True, AIS eye CAT frequencies
Operators say they intend muscling in on bands now used by their rivals
Published on January 7, 2008
The battle lines for cellular frequencies were drawn when True Move and Advanced Info Service (AIS) advised the telecom regulator about their intent to take over some bands that belong to CAT Telecom but are being used by their competitors.
According to True Move's letter sent to the National Telecommunications Commission (NTC) on December 4, it wants to replace CAT in using certain bands on the 1800MHz and 800MHz spectra for commercial purposes.
The bands are being used by Total Access Communication (DTAC) to offer cellular service under a concession from CAT.
True Move cited the NTC's regulations for frequency licence transfer and frequency sharing to stake claims on CAT's bands. Telecom operators are allowed to seek the NTC's permission either to transfer the rights and duties of a spectrum to other operators, or to use other operators' spectra in place of the existing users.

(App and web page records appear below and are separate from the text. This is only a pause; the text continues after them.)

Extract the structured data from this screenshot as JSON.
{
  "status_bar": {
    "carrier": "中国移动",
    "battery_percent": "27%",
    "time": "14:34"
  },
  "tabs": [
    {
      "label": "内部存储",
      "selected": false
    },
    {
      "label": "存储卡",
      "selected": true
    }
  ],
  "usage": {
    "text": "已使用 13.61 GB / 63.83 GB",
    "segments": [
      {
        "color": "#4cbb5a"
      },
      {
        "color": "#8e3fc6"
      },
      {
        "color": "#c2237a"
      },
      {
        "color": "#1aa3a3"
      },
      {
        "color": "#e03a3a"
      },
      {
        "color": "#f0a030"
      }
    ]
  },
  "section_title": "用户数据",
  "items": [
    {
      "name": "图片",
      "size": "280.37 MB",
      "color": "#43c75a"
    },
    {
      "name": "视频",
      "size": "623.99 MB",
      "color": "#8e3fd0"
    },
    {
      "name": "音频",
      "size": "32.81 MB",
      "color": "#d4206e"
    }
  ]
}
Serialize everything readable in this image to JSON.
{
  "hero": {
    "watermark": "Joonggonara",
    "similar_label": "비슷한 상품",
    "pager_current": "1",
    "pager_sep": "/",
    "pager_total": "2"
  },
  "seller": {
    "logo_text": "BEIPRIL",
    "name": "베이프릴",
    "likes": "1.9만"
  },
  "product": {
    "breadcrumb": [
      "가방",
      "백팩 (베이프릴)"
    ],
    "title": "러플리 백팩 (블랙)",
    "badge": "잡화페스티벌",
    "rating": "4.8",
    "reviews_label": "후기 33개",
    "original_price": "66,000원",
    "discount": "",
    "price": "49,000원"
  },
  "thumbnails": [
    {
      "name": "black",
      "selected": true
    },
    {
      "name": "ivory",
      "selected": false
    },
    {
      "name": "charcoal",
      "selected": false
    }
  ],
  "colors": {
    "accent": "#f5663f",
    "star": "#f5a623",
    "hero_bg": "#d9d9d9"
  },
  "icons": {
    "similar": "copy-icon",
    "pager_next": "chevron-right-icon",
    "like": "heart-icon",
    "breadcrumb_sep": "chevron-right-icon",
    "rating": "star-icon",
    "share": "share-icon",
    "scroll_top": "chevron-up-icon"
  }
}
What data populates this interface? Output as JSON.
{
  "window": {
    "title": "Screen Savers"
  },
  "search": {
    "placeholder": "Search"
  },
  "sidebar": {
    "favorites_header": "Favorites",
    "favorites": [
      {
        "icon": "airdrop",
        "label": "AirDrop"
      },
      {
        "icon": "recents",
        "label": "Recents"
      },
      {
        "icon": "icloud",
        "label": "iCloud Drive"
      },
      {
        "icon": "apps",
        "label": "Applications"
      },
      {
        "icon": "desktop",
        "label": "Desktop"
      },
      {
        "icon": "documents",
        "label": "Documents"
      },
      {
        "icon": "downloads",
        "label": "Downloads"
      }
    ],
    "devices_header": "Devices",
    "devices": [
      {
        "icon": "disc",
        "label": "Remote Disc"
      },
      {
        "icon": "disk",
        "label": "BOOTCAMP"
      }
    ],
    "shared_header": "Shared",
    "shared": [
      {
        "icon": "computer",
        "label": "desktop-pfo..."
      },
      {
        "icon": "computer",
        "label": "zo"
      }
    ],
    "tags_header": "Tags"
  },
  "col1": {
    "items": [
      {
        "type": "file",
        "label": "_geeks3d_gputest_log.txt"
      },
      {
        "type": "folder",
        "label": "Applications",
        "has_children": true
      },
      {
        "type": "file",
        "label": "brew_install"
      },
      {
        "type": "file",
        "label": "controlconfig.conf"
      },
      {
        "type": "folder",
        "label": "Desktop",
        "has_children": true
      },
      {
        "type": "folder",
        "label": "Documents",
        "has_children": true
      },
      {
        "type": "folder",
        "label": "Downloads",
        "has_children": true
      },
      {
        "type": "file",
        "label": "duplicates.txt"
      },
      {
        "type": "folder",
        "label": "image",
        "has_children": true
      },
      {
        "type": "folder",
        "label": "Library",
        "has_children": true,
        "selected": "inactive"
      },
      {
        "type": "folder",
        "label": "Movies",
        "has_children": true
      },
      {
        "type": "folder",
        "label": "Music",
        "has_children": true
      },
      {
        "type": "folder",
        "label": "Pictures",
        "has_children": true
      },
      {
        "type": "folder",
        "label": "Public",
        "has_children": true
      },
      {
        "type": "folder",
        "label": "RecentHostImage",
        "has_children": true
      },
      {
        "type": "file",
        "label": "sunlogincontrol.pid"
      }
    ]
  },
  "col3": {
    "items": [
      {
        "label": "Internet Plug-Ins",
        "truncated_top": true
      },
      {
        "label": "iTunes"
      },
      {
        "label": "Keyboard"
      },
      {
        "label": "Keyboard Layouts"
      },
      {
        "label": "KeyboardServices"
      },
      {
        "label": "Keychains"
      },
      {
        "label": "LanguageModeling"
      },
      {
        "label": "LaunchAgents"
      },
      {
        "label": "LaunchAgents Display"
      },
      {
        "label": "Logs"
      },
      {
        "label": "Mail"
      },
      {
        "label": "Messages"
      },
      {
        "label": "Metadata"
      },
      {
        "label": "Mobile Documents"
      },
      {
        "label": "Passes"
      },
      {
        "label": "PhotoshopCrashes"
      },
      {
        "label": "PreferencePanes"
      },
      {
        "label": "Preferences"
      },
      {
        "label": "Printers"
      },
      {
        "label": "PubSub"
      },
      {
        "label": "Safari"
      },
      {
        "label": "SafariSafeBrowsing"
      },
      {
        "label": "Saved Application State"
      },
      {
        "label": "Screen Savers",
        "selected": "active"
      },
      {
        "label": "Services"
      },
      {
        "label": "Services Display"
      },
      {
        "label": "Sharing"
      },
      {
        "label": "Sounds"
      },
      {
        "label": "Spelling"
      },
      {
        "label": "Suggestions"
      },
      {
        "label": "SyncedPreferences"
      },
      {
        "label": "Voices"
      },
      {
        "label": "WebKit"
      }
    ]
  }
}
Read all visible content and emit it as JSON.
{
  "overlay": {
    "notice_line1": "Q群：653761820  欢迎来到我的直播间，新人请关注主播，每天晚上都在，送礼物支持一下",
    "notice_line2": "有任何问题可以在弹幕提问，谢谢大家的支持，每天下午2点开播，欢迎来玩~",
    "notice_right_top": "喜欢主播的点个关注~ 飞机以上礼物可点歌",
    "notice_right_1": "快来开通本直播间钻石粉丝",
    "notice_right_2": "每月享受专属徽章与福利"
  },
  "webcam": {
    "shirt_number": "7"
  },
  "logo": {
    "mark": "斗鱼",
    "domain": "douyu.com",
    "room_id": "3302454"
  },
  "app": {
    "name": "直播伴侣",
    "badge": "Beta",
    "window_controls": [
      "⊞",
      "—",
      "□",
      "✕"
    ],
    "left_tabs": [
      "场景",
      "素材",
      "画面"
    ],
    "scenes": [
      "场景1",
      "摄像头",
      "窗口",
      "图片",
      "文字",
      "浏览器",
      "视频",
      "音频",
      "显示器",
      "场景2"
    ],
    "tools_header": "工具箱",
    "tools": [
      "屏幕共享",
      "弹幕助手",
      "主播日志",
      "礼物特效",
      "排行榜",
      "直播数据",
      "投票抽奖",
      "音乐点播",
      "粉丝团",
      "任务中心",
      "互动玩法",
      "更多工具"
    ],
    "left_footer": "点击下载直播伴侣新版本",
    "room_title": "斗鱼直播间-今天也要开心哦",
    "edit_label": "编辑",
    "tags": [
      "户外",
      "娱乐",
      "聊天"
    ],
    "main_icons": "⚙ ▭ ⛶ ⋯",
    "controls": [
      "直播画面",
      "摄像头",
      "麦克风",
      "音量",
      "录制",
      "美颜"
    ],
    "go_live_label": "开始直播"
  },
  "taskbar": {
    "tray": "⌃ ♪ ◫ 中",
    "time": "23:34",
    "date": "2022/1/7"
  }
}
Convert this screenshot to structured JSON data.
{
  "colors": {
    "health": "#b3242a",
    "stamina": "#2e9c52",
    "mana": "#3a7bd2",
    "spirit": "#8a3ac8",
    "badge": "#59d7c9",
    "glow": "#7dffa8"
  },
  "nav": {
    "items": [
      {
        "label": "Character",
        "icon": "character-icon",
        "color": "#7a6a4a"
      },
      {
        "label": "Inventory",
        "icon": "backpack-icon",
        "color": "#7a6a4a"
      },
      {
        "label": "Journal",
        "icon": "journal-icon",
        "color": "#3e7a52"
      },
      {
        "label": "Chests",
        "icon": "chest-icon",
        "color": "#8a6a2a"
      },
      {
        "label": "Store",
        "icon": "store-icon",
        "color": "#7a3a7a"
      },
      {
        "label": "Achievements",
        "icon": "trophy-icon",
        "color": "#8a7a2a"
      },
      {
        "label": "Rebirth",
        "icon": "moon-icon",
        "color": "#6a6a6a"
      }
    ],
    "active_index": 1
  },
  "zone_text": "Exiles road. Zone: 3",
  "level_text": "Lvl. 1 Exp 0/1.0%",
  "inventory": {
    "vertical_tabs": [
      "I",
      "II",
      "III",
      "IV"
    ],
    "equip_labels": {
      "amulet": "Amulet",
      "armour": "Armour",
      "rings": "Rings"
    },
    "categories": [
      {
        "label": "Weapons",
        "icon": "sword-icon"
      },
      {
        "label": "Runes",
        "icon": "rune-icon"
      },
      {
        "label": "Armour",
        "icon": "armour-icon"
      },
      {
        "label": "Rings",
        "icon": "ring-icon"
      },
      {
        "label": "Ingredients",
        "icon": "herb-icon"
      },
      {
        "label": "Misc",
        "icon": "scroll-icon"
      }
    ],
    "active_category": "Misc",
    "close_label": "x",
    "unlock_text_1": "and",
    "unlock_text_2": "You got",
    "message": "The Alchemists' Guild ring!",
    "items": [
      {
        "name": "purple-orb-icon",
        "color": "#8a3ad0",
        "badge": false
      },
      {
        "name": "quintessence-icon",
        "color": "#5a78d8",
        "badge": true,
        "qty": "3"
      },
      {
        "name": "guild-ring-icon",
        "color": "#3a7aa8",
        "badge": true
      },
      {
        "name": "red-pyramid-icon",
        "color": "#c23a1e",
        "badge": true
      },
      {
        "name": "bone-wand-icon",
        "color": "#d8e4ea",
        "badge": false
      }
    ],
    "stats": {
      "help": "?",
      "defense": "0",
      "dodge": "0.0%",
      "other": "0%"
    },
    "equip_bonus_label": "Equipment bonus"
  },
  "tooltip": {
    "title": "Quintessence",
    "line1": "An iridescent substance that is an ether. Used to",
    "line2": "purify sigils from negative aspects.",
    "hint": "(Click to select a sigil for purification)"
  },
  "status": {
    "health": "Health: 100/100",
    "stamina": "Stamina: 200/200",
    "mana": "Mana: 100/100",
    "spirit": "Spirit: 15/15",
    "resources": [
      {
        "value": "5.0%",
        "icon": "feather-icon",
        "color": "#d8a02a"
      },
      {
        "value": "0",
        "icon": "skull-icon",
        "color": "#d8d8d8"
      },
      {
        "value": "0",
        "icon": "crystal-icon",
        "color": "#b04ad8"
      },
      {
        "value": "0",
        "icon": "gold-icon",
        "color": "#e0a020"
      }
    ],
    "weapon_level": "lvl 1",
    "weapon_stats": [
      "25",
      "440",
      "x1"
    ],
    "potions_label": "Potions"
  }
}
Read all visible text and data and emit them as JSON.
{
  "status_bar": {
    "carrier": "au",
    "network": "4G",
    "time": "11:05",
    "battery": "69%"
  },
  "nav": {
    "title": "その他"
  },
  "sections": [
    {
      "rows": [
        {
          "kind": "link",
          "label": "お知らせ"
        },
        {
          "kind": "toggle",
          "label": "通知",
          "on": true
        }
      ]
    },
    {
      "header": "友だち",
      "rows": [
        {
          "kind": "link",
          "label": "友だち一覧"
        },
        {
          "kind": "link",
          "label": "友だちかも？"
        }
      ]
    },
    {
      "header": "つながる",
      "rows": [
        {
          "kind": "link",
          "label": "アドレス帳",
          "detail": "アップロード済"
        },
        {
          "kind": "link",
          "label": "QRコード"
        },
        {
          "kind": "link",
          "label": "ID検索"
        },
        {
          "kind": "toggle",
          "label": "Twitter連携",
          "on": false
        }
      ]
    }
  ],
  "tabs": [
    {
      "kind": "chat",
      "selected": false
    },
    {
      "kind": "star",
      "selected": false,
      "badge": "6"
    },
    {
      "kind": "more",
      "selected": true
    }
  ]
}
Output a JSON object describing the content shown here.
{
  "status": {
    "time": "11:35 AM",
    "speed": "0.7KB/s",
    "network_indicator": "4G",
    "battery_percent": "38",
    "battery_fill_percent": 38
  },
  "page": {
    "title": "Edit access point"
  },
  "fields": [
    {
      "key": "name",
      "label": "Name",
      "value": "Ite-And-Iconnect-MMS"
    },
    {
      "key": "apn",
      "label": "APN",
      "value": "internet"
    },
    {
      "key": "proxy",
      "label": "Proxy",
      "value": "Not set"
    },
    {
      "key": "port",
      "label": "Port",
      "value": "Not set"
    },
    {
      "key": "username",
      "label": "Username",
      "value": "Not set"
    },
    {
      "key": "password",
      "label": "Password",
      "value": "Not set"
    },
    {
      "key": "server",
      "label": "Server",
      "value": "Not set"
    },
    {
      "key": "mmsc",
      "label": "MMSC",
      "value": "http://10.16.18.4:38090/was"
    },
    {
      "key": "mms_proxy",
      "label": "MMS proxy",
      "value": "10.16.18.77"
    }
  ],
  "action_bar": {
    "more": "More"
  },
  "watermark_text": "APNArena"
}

True Move has 12 million customers and has mention-ed many times that it wants additional frequencies to
ease the congestion on its
existing 12.5MHz of bandwidth in its 1,800MHz spectrum.
DTAC has become the target, since it has a large chunk of 50MHz bandwidth in the 1800MHz spectrum.
DTAC chief executive Sigve Brekke said last week that DTAC was making use of both the 1800MHz and 800MHz frequencies, and nobody could claim frequencies that were already occupied.
"I have had a discussion with CAT on this issue, and they have the same view as DTAC. If True or anyone else is trying to take parts of our frequencies, we will definitely defend our rights," he said.
The NTC has already made a public announcement of True Move's request and has asked affected cellular operators to share ideas and defend their frequency ownership rights by January 31. After that the NTC will take time to consider the cases before making a final decision on the matter.
NTC member Sudharma Yoonaidharma said any operator could refer to the regulations but everything must proceed according to the regulations.
True Move also notified the NTC on December 14 that it wants to replace CAT in owning bands of the 1800MHz spectrum being used by True Move itself.
A CAT source wonders if True Move is trying to free itself from its concession.
Athueck Asvanund, vice chairman of True Corp, claims that the move responds to an amendment in the frequency-allocation law.
He said the amendment requires the user and owner of a frequency to be the same entity. He is concerned that the clause could create possible legal trouble for True Move and also other cellular operators when the amendment is passed into law.
TOT Plc and CAT are the legal owners of the cellular operators' frequencies.
AIS also informed the NTC on December 25 that it wants to acquire certain bands in the 800MHz spectrum of CAT, which are being used by DTAC and Hutchison-CAT.
AIS president Wichian Mektrakarn said the extra frequency bands would enhance AIS's existing 900MHz cellular service. AIS has about 24 million subscribers, while Hutch has some 800,000.
Brekke of DTAC said it would be better for all to wait for the NTC to finish drafting the national frequency plan, which is expected to be issued at the end of this year, before all can start talking about new frequency apportionment.
"The NTC's upcoming national frequency plan will look at a more efficient frequency allocation. We are more than willing to sit down and discuss how all the operators can benefit from a new frequency allocation. A single operator cannot start claiming frequencies without this being a part of the process," he said.